Variations in the Earth's water cycle are commonly quantified by their effect on global mean sea-level. However, the interaction between passive adjustment of the ocean to changes in gravitational attraction due to mass redistribution, the related deformation of the solid Earth and disturbances in the Earth's rotation vector will yield a distribution that is more complicated than a uniform rise or fall of the ocean's surface. In this study, we present the first estimates of seasonal changes in passive sea-level (which we define as the height difference between the sea surface at rest and ocean floor, excluding steric and dynamical effects) based on direct observations of surface mass redistribution, made by the Gravity Recovery and Climate Experiment (GRACE) between 2003 and 2010. We show that this “selfgravitation-effect” causes seasonal variations of the sea-level of up to 1 cm – comparable to the amplitude of the long-period tides – and that inclusion in numerical ocean models results in a better agreement between observed and modelled ocean bottom pressure variations, particularly in coastal zones.
|Translated title of the contribution||Seasonal variations in sea level induced by continental water mass: First results from GRACE|

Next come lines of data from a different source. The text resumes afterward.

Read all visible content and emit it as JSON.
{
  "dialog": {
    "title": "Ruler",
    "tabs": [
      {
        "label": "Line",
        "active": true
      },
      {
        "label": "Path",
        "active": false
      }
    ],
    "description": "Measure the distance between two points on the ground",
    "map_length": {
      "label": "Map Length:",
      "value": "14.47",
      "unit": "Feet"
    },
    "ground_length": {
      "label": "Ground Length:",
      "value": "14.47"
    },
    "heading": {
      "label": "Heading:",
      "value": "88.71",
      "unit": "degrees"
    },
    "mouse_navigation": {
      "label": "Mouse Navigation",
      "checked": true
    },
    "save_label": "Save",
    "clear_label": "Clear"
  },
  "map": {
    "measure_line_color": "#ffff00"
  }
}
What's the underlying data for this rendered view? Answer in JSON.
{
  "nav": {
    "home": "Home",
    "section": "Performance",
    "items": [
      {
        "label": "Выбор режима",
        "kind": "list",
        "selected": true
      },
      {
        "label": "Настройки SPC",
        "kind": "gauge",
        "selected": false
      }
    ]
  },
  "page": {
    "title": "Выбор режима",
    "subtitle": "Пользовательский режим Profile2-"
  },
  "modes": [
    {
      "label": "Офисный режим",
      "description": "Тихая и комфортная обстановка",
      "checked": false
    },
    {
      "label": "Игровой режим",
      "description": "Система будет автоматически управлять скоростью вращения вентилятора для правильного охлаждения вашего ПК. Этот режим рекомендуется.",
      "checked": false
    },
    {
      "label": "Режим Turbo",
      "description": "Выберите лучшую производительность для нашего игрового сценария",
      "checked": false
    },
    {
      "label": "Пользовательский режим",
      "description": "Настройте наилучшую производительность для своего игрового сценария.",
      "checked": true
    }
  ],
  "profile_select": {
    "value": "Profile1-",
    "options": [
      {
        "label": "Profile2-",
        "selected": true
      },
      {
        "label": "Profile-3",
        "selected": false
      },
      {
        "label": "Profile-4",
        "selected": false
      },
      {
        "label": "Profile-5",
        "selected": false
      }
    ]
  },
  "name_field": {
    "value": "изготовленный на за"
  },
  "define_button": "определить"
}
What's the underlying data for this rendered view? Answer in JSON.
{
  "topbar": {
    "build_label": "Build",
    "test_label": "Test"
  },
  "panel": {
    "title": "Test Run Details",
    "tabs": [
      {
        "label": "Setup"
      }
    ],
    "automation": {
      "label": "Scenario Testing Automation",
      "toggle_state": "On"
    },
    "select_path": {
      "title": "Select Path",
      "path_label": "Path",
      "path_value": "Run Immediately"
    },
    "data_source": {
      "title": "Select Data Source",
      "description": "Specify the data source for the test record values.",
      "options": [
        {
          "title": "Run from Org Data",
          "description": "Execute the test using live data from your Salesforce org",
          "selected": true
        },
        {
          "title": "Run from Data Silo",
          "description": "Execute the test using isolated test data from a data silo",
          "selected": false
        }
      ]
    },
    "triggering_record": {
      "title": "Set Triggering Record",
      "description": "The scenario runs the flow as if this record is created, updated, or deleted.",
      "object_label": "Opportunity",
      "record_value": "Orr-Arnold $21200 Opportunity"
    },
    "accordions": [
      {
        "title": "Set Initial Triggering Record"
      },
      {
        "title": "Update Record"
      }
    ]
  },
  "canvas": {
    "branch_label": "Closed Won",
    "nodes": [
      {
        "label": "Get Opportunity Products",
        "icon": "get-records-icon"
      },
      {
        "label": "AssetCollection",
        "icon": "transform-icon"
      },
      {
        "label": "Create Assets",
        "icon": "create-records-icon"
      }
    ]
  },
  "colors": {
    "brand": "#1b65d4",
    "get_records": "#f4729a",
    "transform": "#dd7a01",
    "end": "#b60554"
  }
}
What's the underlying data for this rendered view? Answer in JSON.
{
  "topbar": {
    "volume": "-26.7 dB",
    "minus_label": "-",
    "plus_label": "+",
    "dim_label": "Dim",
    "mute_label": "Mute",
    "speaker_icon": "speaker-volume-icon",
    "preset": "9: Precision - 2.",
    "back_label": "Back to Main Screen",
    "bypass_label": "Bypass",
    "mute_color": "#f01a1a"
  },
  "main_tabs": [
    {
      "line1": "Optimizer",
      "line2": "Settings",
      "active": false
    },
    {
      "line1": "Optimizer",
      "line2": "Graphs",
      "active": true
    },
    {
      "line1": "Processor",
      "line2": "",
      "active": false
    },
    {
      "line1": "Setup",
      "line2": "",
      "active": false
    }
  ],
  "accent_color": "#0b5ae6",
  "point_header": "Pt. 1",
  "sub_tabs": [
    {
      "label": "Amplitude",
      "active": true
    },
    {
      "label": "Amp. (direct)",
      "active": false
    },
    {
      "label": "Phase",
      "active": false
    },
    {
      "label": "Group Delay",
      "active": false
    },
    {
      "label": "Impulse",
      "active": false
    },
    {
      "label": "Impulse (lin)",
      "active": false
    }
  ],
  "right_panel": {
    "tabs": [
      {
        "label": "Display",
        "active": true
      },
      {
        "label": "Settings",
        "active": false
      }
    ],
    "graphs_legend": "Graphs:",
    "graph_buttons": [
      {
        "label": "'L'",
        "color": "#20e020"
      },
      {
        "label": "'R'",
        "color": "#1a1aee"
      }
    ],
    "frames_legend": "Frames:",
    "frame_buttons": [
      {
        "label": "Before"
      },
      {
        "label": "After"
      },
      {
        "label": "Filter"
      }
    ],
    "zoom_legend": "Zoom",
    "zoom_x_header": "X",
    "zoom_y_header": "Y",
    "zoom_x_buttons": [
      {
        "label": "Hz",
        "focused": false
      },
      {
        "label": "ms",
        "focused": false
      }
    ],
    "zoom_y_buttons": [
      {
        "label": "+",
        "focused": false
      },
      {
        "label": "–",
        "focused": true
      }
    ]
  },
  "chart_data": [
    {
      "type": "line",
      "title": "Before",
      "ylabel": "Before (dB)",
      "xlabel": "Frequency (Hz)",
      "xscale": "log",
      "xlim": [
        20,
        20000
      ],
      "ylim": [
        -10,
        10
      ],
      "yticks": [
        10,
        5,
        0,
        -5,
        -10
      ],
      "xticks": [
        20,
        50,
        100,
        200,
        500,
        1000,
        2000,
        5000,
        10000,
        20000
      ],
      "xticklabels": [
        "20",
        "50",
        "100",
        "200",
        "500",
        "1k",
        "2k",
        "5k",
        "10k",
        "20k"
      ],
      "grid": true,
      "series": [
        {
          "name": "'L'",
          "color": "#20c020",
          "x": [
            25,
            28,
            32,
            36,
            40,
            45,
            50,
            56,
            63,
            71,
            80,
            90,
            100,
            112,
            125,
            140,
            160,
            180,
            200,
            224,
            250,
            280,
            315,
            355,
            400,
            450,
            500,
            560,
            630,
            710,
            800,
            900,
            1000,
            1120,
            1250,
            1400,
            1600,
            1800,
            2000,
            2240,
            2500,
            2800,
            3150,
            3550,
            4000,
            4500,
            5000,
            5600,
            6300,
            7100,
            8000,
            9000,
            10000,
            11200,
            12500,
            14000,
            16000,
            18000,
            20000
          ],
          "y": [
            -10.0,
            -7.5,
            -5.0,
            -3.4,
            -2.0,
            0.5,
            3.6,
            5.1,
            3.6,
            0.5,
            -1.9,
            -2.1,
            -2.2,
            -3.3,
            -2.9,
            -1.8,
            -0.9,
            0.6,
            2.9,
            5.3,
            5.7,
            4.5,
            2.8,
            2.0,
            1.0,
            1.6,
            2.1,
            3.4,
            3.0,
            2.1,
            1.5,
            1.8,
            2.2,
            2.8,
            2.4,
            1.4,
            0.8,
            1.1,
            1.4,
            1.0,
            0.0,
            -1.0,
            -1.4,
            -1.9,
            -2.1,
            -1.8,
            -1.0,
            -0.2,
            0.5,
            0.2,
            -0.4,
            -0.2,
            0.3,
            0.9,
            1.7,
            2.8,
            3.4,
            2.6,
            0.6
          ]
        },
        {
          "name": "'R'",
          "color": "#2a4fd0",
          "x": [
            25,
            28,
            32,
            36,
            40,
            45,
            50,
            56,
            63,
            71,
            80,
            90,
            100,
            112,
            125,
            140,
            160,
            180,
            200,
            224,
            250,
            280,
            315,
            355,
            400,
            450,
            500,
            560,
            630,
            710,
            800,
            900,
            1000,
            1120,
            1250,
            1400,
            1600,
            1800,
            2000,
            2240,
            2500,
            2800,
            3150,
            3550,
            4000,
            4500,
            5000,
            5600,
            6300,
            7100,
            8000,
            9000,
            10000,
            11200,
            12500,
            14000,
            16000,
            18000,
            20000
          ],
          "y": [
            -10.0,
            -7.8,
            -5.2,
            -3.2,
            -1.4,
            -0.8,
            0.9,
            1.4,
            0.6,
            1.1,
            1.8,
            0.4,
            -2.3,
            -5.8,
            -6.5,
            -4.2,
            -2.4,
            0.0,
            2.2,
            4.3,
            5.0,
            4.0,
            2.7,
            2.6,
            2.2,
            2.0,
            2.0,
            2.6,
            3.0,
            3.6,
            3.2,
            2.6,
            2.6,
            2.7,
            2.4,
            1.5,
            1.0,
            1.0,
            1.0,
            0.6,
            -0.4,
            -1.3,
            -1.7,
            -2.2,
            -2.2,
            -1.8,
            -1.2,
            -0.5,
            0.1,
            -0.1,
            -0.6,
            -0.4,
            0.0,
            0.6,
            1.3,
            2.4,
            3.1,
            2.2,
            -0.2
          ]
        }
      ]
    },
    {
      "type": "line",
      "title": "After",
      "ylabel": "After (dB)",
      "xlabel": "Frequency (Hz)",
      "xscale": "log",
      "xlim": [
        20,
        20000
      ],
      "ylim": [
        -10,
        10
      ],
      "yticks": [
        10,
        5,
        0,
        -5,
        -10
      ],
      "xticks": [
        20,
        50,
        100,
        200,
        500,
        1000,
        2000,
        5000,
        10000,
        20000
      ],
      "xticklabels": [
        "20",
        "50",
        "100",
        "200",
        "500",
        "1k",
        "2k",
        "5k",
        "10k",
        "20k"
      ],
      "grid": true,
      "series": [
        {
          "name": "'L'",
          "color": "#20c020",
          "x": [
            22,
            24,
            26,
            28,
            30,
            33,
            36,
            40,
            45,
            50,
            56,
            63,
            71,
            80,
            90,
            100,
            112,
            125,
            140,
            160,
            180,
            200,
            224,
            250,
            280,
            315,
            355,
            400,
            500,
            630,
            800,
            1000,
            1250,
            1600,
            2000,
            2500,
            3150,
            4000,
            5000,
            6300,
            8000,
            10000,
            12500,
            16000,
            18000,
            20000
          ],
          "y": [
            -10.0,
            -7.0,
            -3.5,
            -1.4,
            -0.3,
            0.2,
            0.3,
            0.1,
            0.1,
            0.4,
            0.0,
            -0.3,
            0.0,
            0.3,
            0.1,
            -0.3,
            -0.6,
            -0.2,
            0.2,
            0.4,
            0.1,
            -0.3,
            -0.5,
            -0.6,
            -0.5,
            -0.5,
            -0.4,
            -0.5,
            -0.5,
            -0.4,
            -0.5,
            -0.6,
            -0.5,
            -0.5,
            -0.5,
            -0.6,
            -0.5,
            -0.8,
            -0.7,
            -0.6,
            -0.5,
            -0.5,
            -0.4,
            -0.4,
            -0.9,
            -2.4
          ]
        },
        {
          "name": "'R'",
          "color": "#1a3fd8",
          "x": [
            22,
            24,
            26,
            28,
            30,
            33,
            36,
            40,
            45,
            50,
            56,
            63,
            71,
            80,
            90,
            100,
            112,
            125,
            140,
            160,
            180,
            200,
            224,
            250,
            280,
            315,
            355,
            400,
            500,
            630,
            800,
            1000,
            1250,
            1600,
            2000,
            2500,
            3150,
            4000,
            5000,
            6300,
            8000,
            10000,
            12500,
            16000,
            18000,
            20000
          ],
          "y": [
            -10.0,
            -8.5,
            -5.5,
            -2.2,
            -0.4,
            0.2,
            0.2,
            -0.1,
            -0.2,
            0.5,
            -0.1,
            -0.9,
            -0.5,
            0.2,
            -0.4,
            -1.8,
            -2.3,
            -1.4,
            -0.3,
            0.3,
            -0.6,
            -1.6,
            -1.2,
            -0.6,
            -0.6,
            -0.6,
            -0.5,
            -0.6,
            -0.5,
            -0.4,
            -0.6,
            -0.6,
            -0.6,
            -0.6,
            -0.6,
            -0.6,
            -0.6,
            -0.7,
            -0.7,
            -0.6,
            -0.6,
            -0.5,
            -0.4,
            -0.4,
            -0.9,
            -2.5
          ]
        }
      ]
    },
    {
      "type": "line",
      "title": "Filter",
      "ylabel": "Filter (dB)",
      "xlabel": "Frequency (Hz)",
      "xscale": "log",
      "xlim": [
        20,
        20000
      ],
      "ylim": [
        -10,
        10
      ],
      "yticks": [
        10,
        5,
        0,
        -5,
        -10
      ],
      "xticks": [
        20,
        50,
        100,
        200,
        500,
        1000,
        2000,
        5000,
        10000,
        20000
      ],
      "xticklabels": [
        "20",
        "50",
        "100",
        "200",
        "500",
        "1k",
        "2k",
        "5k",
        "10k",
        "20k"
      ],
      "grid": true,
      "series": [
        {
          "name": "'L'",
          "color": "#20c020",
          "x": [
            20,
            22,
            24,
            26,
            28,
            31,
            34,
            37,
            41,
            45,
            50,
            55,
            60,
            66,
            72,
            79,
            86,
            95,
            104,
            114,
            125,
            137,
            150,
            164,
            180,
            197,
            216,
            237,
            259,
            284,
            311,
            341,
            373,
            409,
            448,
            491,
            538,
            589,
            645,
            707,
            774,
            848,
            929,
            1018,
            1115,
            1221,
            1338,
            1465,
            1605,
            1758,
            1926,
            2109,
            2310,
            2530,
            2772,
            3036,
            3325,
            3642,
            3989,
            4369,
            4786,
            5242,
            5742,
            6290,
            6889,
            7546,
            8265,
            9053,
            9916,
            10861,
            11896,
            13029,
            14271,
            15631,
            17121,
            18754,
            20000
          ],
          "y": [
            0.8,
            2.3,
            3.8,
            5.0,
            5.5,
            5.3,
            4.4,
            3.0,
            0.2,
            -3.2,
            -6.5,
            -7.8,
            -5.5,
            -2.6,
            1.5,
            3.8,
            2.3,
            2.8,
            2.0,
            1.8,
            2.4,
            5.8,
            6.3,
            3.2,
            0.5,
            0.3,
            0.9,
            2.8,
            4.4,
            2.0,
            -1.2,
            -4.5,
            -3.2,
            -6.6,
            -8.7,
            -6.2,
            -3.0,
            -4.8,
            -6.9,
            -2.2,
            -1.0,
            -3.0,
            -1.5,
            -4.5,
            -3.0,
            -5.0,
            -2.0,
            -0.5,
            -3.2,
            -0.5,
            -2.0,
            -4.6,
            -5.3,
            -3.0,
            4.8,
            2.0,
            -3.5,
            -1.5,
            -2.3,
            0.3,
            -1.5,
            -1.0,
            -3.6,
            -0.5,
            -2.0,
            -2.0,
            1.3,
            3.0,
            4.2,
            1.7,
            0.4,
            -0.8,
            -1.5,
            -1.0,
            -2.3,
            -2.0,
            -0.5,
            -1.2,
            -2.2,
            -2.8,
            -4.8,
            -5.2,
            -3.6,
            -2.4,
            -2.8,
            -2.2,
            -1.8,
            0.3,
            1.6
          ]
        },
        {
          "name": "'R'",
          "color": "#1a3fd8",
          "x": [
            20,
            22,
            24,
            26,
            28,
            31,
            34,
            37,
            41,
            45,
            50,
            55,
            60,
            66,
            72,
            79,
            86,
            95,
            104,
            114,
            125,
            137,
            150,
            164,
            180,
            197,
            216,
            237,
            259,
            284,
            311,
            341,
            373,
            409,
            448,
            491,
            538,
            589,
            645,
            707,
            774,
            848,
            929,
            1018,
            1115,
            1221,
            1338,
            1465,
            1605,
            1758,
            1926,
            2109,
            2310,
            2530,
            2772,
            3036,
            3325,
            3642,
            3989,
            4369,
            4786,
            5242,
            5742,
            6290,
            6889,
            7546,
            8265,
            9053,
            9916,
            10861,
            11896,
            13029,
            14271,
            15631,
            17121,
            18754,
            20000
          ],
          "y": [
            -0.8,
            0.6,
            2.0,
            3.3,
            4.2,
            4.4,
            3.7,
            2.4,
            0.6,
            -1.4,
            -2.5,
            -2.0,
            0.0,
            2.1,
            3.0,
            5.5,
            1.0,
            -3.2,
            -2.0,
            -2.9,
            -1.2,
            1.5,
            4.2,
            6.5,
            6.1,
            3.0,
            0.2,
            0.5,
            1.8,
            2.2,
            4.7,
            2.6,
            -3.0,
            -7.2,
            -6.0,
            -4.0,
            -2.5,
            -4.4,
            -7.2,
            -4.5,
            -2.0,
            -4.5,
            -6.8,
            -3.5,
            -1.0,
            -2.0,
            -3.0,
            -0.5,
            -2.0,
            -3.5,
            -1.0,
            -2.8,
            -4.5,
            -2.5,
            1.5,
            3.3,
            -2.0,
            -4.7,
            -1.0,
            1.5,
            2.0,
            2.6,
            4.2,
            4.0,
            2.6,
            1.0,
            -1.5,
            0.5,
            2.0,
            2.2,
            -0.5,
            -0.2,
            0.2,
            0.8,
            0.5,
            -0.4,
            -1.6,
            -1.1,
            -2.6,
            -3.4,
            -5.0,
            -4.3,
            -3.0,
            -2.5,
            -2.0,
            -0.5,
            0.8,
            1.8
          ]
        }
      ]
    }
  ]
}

|Journal||Geophysical Research Letters|
|Publication status||Published - Jan 2011|